Look through the data below and return each line where "VSAM" appears.

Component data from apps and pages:

-- Opening Marker --

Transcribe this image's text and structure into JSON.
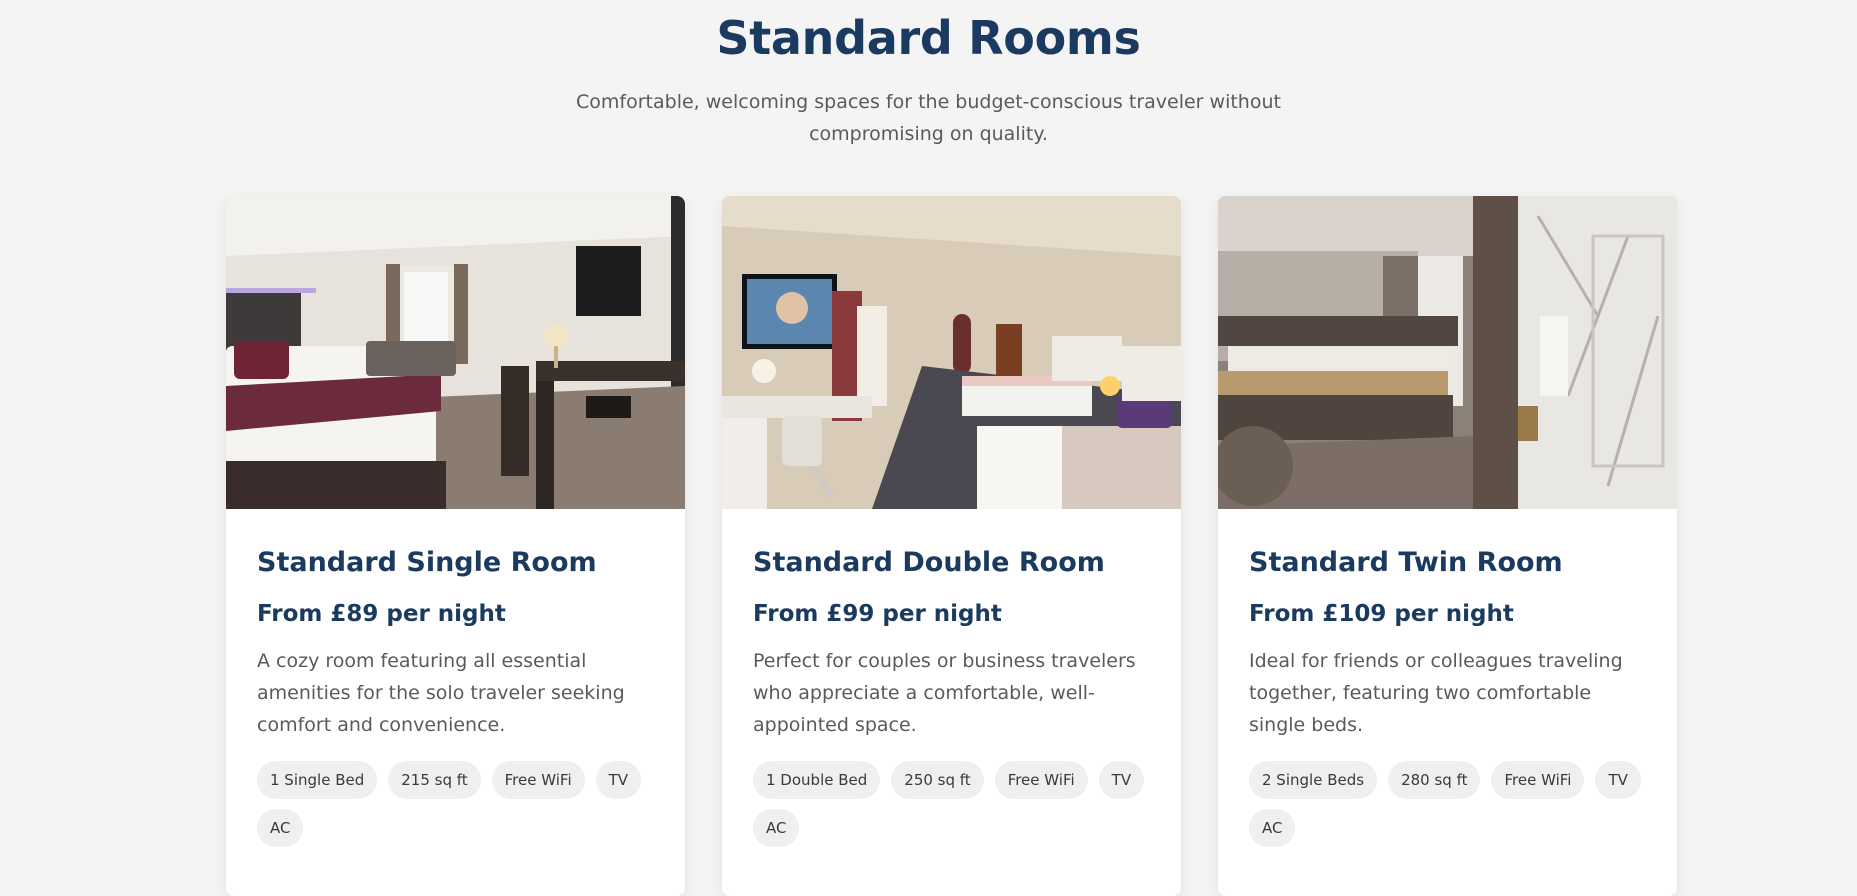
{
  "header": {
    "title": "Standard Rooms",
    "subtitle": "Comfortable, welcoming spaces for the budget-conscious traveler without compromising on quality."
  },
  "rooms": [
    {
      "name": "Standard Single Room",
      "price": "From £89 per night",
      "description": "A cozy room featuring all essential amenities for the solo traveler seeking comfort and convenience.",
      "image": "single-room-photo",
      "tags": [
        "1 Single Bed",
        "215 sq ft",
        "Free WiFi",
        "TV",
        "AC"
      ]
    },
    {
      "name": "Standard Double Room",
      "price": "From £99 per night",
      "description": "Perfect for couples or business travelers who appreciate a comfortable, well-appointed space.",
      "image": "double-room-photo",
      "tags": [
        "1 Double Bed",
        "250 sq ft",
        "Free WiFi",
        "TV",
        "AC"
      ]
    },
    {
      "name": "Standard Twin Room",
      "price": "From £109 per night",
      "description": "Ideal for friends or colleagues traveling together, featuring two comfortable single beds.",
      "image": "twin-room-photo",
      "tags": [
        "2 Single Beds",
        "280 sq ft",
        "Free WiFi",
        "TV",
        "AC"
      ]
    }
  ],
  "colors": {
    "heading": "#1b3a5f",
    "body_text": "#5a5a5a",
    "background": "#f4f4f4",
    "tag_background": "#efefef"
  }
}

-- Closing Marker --
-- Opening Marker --

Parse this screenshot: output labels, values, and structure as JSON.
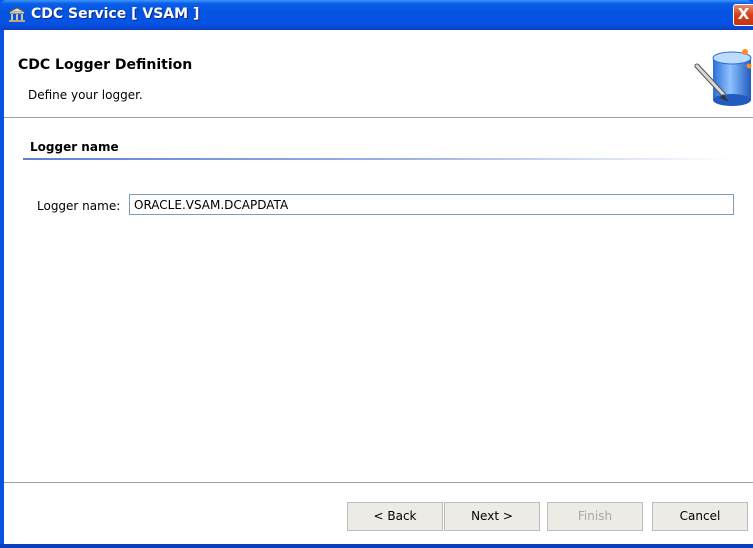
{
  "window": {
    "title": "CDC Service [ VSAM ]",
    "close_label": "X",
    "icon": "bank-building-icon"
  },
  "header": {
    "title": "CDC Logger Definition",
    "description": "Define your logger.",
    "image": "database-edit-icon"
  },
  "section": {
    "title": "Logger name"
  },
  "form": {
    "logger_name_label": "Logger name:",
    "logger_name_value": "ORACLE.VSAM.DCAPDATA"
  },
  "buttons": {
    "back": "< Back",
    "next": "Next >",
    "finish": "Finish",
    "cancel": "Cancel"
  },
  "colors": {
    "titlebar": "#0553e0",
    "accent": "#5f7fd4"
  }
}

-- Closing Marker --
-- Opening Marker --

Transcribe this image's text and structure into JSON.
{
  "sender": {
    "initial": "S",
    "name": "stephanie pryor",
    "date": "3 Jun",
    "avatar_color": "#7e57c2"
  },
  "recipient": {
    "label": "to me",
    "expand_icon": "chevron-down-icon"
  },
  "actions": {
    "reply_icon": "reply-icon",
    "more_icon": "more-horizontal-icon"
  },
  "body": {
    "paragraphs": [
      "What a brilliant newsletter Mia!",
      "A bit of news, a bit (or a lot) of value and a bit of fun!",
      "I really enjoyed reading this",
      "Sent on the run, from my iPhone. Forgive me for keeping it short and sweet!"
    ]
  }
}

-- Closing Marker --

* OUTPUT FOR THIS EXERCISE:
    "title": "CDC Service [ VSAM ]",
    "logger_name_value": "ORACLE.VSAM.DCAPDATA"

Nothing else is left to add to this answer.